A complete, exact copy of the records below is the required result.

_ _ _ _

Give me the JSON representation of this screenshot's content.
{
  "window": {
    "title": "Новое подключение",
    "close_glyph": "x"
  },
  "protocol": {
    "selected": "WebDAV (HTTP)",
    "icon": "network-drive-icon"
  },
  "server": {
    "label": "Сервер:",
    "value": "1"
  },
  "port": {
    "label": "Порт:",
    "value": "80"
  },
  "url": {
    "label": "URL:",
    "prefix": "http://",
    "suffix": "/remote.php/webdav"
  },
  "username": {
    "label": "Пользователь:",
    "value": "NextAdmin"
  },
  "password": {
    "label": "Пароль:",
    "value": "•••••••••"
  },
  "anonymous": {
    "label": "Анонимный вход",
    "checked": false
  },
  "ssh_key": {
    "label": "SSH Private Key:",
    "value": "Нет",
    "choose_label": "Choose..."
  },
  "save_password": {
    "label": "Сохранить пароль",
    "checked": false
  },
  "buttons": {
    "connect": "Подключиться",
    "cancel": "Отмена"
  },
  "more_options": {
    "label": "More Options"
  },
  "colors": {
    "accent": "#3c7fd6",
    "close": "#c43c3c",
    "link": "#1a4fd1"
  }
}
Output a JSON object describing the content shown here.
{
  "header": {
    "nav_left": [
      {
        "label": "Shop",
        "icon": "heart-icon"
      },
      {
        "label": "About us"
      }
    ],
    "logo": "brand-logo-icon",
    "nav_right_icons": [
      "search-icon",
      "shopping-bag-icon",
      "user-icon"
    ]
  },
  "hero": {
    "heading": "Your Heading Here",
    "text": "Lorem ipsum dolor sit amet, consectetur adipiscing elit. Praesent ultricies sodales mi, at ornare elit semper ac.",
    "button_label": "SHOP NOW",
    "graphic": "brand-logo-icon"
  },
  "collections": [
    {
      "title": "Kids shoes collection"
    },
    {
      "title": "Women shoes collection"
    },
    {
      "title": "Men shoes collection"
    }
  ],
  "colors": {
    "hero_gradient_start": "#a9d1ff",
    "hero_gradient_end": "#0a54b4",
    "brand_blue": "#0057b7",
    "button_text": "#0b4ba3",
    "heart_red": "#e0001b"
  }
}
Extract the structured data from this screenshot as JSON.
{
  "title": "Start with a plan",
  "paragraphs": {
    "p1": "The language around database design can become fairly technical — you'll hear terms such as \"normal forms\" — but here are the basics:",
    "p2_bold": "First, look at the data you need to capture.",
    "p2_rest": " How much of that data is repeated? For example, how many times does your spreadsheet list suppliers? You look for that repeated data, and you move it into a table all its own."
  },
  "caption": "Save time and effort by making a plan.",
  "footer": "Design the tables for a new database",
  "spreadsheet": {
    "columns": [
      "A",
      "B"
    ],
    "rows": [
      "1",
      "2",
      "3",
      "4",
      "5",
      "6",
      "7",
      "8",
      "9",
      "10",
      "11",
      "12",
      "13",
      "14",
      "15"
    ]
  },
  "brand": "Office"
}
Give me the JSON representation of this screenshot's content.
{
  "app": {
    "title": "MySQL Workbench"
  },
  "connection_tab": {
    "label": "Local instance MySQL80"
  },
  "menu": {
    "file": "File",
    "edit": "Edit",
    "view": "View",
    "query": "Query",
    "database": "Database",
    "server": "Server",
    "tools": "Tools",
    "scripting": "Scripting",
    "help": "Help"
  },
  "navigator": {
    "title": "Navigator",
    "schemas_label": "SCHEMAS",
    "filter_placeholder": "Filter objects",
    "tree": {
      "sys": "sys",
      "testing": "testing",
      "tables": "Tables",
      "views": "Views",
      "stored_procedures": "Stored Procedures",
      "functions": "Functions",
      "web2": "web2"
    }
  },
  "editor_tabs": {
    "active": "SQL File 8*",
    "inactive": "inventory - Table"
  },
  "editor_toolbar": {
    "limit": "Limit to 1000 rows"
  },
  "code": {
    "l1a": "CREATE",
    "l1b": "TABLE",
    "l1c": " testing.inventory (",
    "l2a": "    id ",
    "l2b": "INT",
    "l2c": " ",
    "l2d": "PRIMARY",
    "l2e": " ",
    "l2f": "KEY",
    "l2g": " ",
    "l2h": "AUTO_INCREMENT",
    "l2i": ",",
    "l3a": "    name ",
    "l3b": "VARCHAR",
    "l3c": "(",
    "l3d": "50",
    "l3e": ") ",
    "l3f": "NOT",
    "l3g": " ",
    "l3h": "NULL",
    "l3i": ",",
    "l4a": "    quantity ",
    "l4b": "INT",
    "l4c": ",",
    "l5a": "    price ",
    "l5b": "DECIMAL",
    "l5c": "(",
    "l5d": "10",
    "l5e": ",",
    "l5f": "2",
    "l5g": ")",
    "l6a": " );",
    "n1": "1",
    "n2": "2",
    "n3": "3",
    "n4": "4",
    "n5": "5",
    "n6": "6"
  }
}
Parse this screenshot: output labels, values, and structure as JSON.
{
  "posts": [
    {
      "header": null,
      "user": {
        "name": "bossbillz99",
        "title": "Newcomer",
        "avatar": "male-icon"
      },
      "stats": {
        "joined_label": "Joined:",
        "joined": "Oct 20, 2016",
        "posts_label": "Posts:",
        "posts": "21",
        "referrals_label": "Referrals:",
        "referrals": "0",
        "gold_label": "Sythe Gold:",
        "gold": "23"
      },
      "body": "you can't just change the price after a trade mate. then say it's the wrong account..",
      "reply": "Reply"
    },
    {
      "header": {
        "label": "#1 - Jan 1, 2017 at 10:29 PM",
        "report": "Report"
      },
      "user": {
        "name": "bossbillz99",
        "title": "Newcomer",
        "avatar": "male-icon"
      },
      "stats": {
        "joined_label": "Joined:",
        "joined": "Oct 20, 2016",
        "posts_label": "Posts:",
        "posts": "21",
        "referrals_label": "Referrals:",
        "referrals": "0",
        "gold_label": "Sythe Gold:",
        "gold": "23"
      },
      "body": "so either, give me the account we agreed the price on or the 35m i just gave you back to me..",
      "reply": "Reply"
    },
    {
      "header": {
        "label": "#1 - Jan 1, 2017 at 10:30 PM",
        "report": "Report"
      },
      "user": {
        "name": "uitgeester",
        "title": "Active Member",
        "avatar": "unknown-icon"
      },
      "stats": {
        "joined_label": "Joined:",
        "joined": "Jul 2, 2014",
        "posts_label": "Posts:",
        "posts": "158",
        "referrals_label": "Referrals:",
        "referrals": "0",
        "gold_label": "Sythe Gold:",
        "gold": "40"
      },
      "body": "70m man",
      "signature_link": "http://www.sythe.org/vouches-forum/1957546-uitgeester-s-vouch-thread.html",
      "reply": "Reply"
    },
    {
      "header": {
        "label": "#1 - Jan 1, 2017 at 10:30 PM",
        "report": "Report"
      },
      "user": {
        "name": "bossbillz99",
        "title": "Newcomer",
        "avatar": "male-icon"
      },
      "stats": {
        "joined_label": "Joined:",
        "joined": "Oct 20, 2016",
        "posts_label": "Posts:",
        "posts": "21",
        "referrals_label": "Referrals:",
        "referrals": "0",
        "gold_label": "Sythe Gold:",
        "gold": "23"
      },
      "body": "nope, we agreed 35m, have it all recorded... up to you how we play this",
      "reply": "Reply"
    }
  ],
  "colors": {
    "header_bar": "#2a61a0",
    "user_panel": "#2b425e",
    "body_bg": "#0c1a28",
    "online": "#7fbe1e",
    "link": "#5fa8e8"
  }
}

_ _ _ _

- TASK ANSWER -
Give me the JSON representation of this screenshot's content.
{
  "window": {
    "title": "Новое подключение",
    "close_glyph": "x"
  },
  "protocol": {
    "selected": "WebDAV (HTTP)",
    "icon": "network-drive-icon"
  },
  "server": {
    "label": "Сервер:",
    "value": "1"
  },
  "port": {
    "label": "Порт:",
    "value": "80"
  },
  "url": {
    "label": "URL:",
    "prefix": "http://",
    "suffix": "/remote.php/webdav"
  },
  "username": {
    "label": "Пользователь:",
    "value": "NextAdmin"
  },
  "password": {
    "label": "Пароль:",
    "value": "•••••••••"
  },
  "anonymous": {
    "label": "Анонимный вход",
    "checked": false
  },
  "ssh_key": {
    "label": "SSH Private Key:",
    "value": "Нет",
    "choose_label": "Choose..."
  },
  "save_password": {
    "label": "Сохранить пароль",
    "checked": false
  },
  "buttons": {
    "connect": "Подключиться",
    "cancel": "Отмена"
  },
  "more_options": {
    "label": "More Options"
  },
  "colors": {
    "accent": "#3c7fd6",
    "close": "#c43c3c",
    "link": "#1a4fd1"
  }
}
Output a JSON object describing the content shown here.
{
  "header": {
    "nav_left": [
      {
        "label": "Shop",
        "icon": "heart-icon"
      },
      {
        "label": "About us"
      }
    ],
    "logo": "brand-logo-icon",
    "nav_right_icons": [
      "search-icon",
      "shopping-bag-icon",
      "user-icon"
    ]
  },
  "hero": {
    "heading": "Your Heading Here",
    "text": "Lorem ipsum dolor sit amet, consectetur adipiscing elit. Praesent ultricies sodales mi, at ornare elit semper ac.",
    "button_label": "SHOP NOW",
    "graphic": "brand-logo-icon"
  },
  "collections": [
    {
      "title": "Kids shoes collection"
    },
    {
      "title": "Women shoes collection"
    },
    {
      "title": "Men shoes collection"
    }
  ],
  "colors": {
    "hero_gradient_start": "#a9d1ff",
    "hero_gradient_end": "#0a54b4",
    "brand_blue": "#0057b7",
    "button_text": "#0b4ba3",
    "heart_red": "#e0001b"
  }
}
Extract the structured data from this screenshot as JSON.
{
  "title": "Start with a plan",
  "paragraphs": {
    "p1": "The language around database design can become fairly technical — you'll hear terms such as \"normal forms\" — but here are the basics:",
    "p2_bold": "First, look at the data you need to capture.",
    "p2_rest": " How much of that data is repeated? For example, how many times does your spreadsheet list suppliers? You look for that repeated data, and you move it into a table all its own."
  },
  "caption": "Save time and effort by making a plan.",
  "footer": "Design the tables for a new database",
  "spreadsheet": {
    "columns": [
      "A",
      "B"
    ],
    "rows": [
      "1",
      "2",
      "3",
      "4",
      "5",
      "6",
      "7",
      "8",
      "9",
      "10",
      "11",
      "12",
      "13",
      "14",
      "15"
    ]
  },
  "brand": "Office"
}
Give me the JSON representation of this screenshot's content.
{
  "app": {
    "title": "MySQL Workbench"
  },
  "connection_tab": {
    "label": "Local instance MySQL80"
  },
  "menu": {
    "file": "File",
    "edit": "Edit",
    "view": "View",
    "query": "Query",
    "database": "Database",
    "server": "Server",
    "tools": "Tools",
    "scripting": "Scripting",
    "help": "Help"
  },
  "navigator": {
    "title": "Navigator",
    "schemas_label": "SCHEMAS",
    "filter_placeholder": "Filter objects",
    "tree": {
      "sys": "sys",
      "testing": "testing",
      "tables": "Tables",
      "views": "Views",
      "stored_procedures": "Stored Procedures",
      "functions": "Functions",
      "web2": "web2"
    }
  },
  "editor_tabs": {
    "active": "SQL File 8*",
    "inactive": "inventory - Table"
  },
  "editor_toolbar": {
    "limit": "Limit to 1000 rows"
  },
  "code": {
    "l1a": "CREATE",
    "l1b": "TABLE",
    "l1c": " testing.inventory (",
    "l2a": "    id ",
    "l2b": "INT",
    "l2c": " ",
    "l2d": "PRIMARY",
    "l2e": " ",
    "l2f": "KEY",
    "l2g": " ",
    "l2h": "AUTO_INCREMENT",
    "l2i": ",",
    "l3a": "    name ",
    "l3b": "VARCHAR",
    "l3c": "(",
    "l3d": "50",
    "l3e": ") ",
    "l3f": "NOT",
    "l3g": " ",
    "l3h": "NULL",
    "l3i": ",",
    "l4a": "    quantity ",
    "l4b": "INT",
    "l4c": ",",
    "l5a": "    price ",
    "l5b": "DECIMAL",
    "l5c": "(",
    "l5d": "10",
    "l5e": ",",
    "l5f": "2",
    "l5g": ")",
    "l6a": " );",
    "n1": "1",
    "n2": "2",
    "n3": "3",
    "n4": "4",
    "n5": "5",
    "n6": "6"
  }
}
Parse this screenshot: output labels, values, and structure as JSON.
{
  "posts": [
    {
      "header": null,
      "user": {
        "name": "bossbillz99",
        "title": "Newcomer",
        "avatar": "male-icon"
      },
      "stats": {
        "joined_label": "Joined:",
        "joined": "Oct 20, 2016",
        "posts_label": "Posts:",
        "posts": "21",
        "referrals_label": "Referrals:",
        "referrals": "0",
        "gold_label": "Sythe Gold:",
        "gold": "23"
      },
      "body": "you can't just change the price after a trade mate. then say it's the wrong account..",
      "reply": "Reply"
    },
    {
      "header": {
        "label": "#1 - Jan 1, 2017 at 10:29 PM",
        "report": "Report"
      },
      "user": {
        "name": "bossbillz99",
        "title": "Newcomer",
        "avatar": "male-icon"
      },
      "stats": {
        "joined_label": "Joined:",
        "joined": "Oct 20, 2016",
        "posts_label": "Posts:",
        "posts": "21",
        "referrals_label": "Referrals:",
        "referrals": "0",
        "gold_label": "Sythe Gold:",
        "gold": "23"
      },
      "body": "so either, give me the account we agreed the price on or the 35m i just gave you back to me..",
      "reply": "Reply"
    },
    {
      "header": {
        "label": "#1 - Jan 1, 2017 at 10:30 PM",
        "report": "Report"
      },
      "user": {
        "name": "uitgeester",
        "title": "Active Member",
        "avatar": "unknown-icon"
      },
      "stats": {
        "joined_label": "Joined:",
        "joined": "Jul 2, 2014",
        "posts_label": "Posts:",
        "posts": "158",
        "referrals_label": "Referrals:",
        "referrals": "0",
        "gold_label": "Sythe Gold:",
        "gold": "40"
      },
      "body": "70m man",
      "signature_link": "http://www.sythe.org/vouches-forum/1957546-uitgeester-s-vouch-thread.html",
      "reply": "Reply"
    },
    {
      "header": {
        "label": "#1 - Jan 1, 2017 at 10:30 PM",
        "report": "Report"
      },
      "user": {
        "name": "bossbillz99",
        "title": "Newcomer",
        "avatar": "male-icon"
      },
      "stats": {
        "joined_label": "Joined:",
        "joined": "Oct 20, 2016",
        "posts_label": "Posts:",
        "posts": "21",
        "referrals_label": "Referrals:",
        "referrals": "0",
        "gold_label": "Sythe Gold:",
        "gold": "23"
      },
      "body": "nope, we agreed 35m, have it all recorded... up to you how we play this",
      "reply": "Reply"
    }
  ],
  "colors": {
    "header_bar": "#2a61a0",
    "user_panel": "#2b425e",
    "body_bg": "#0c1a28",
    "online": "#7fbe1e",
    "link": "#5fa8e8"
  }
}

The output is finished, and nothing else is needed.